Marriott showcases Trey Ratcliff's photos

TORONTO, MONTREAL — Marriott Int'l. worked with renowned photographer, Trey Ratcliff, this summer on his “Rediscovering the Americas” tour visiting 10 Canadian and U.S. locations.


TORONTO, MONTREAL — Marriott International worked with renowned photographer, Trey Ratcliff, this summer on his Rediscovering the Americas” tour visiting 10 Canadian and U.S. locations including Toronto and Montréal. The idea was to have him explore these cities to capture beautiful destination photography and videos.

During his tour, he hosted Art Talks in each city and Toronto was the first city on his entire tour to sell out. Ratcliff has work in the Smithsonian Museum and is often commissioned by celebrities to create custom work for their art collections. His work will be used across Marriott International properties, social channels and potentially their marketing materials.

Some of the topics he addressed are summer travel through Canada, photography tips, and mindfulness through travel.

Ratcliff spent four days in each destination, taking photos and giving his Art Talks at the Ritz-Carlton Toronto and Ritz-Carlton Montréal. While he posts just a few photos per day on social media, he takes about 2,000 photos per city. And most of them are terrible,” he told CLN in an interview.

Montreal. Photo courtesy of Trey Ratcliff.

Montréal. Photo courtesy of Trey Ratcliff.

Ratcliff is an artist on a somewhat quixotic mission to help spread consciousness and mindfulness to the world through photography and creativity,” according to his website. Running the #1 travel photography blog in the world, Stuck​In​Cus​toms​.com, has taken him to all seven continents over the past decade, and Google has tracked more than 140 billion views of his photos, all while building a social media presence with over 5 million followers.” 

While all the stats are impressive, Ratcliff boils his purpose down to a few basic concepts. In my Art Talks, I try to inspire people to create, to share photos and stories and things learned. It’s all about love, and while that is hippy schmaltzy, I believe in love and just being very kind to people.”

He lets people know about the Art Talks by making Facebook events, through a newsletter that has 125,000 followers and through his blog. Some of the people who come out have been fans for 15 years. They ask some crazy questions and they’re super-honest,” he said. I’m sometimes crying when we talk about it.”

Ratcliff is often asked if taking pictures detracts from being mindful” and present” in a space. They cite people who are constantly on social media, staring at the screen, wondering what people will think of them — which is the opposite of being mindful.

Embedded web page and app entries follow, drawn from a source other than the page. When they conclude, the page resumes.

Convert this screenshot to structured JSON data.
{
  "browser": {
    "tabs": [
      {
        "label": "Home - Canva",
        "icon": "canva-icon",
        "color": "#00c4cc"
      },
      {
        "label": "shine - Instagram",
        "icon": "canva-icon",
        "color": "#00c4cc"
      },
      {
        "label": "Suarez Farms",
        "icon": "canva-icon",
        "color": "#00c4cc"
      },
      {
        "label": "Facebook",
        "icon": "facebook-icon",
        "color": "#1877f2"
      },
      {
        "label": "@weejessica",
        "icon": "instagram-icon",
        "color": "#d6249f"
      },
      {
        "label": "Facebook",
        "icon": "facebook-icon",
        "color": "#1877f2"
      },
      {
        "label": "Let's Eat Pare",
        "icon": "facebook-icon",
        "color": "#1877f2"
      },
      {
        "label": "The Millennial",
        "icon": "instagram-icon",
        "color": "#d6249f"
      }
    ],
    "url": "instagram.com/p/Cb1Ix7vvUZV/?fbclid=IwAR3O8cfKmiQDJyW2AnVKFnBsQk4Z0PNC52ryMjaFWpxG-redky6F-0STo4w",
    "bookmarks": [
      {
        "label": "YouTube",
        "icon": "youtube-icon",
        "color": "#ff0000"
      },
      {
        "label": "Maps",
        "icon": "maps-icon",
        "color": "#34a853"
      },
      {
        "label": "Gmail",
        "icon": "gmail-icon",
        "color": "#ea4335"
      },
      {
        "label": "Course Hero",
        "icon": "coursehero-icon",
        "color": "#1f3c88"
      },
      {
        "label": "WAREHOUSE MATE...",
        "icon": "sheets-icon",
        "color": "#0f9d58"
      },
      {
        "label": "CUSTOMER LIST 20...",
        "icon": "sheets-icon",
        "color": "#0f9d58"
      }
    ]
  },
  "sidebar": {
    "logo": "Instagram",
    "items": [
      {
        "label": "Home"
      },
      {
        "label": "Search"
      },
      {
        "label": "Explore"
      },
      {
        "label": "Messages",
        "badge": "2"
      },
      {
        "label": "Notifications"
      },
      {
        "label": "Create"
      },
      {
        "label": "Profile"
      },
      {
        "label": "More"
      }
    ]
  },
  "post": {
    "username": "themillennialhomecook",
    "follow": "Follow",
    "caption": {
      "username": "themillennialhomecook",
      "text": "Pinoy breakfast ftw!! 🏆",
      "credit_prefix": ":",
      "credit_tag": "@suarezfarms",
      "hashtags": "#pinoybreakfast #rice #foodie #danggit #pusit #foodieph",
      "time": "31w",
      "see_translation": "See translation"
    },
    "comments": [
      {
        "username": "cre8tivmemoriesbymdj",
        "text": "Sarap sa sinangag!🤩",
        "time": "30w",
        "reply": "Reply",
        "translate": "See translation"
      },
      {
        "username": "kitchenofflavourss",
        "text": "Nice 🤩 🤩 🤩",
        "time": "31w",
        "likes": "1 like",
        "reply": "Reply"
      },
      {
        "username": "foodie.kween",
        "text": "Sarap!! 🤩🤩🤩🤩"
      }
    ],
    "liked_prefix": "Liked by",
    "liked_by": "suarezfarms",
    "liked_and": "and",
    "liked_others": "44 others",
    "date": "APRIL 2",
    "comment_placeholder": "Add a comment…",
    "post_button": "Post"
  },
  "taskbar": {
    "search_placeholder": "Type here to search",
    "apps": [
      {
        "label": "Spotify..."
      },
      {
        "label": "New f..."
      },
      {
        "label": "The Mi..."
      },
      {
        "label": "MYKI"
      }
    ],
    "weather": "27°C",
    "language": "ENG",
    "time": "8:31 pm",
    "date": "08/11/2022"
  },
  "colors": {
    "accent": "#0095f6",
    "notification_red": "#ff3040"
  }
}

For me, when I’m taking photos, I’m being extra mindful. I know how to use my camera — it’s a natural extension of my hands and body. There’s a 360-degree sphere of activity. I have this rectangle — and I’m so focused on finding out what matters right now.”

He has a number of tips for taking photos that stand out. First, include people. If I leave a city with not enough photos of people, I feel I have missed out. And statistics show that when you share online, photos with people in them get 30 to 40 per cent more interaction.”

Two suggestions when photographing people: get in much closer to them than you think, especially their eyes; and for children, get down to their level when you’re taking the photos.

This is the first time Ratcliff has spent any extended time in Toronto — his first visit here was 15 years ago at a travel photographer conference. This time he spent four nights in the city.

Toronto skyline: photo courtesy of Trey Ratcliff.

Toronto skyline: photo courtesy of Trey Ratcliff.

I’m a francophile,” he said, explaining why he was so eager to visit Montréal. My first trip out of the U.S. was in university, when my Dad took me to Paris. I didn’t know Montréal was that French — there were some amazing cafés and food — it felt great.”

His biggest surprise about Canada in summer was how hot it was!

The bad thing is that I had to leave, and I really don’t know the cities that way. After four days, I’m just starting to figure out the city. But I get to come back — I’ve made lots of friends there.”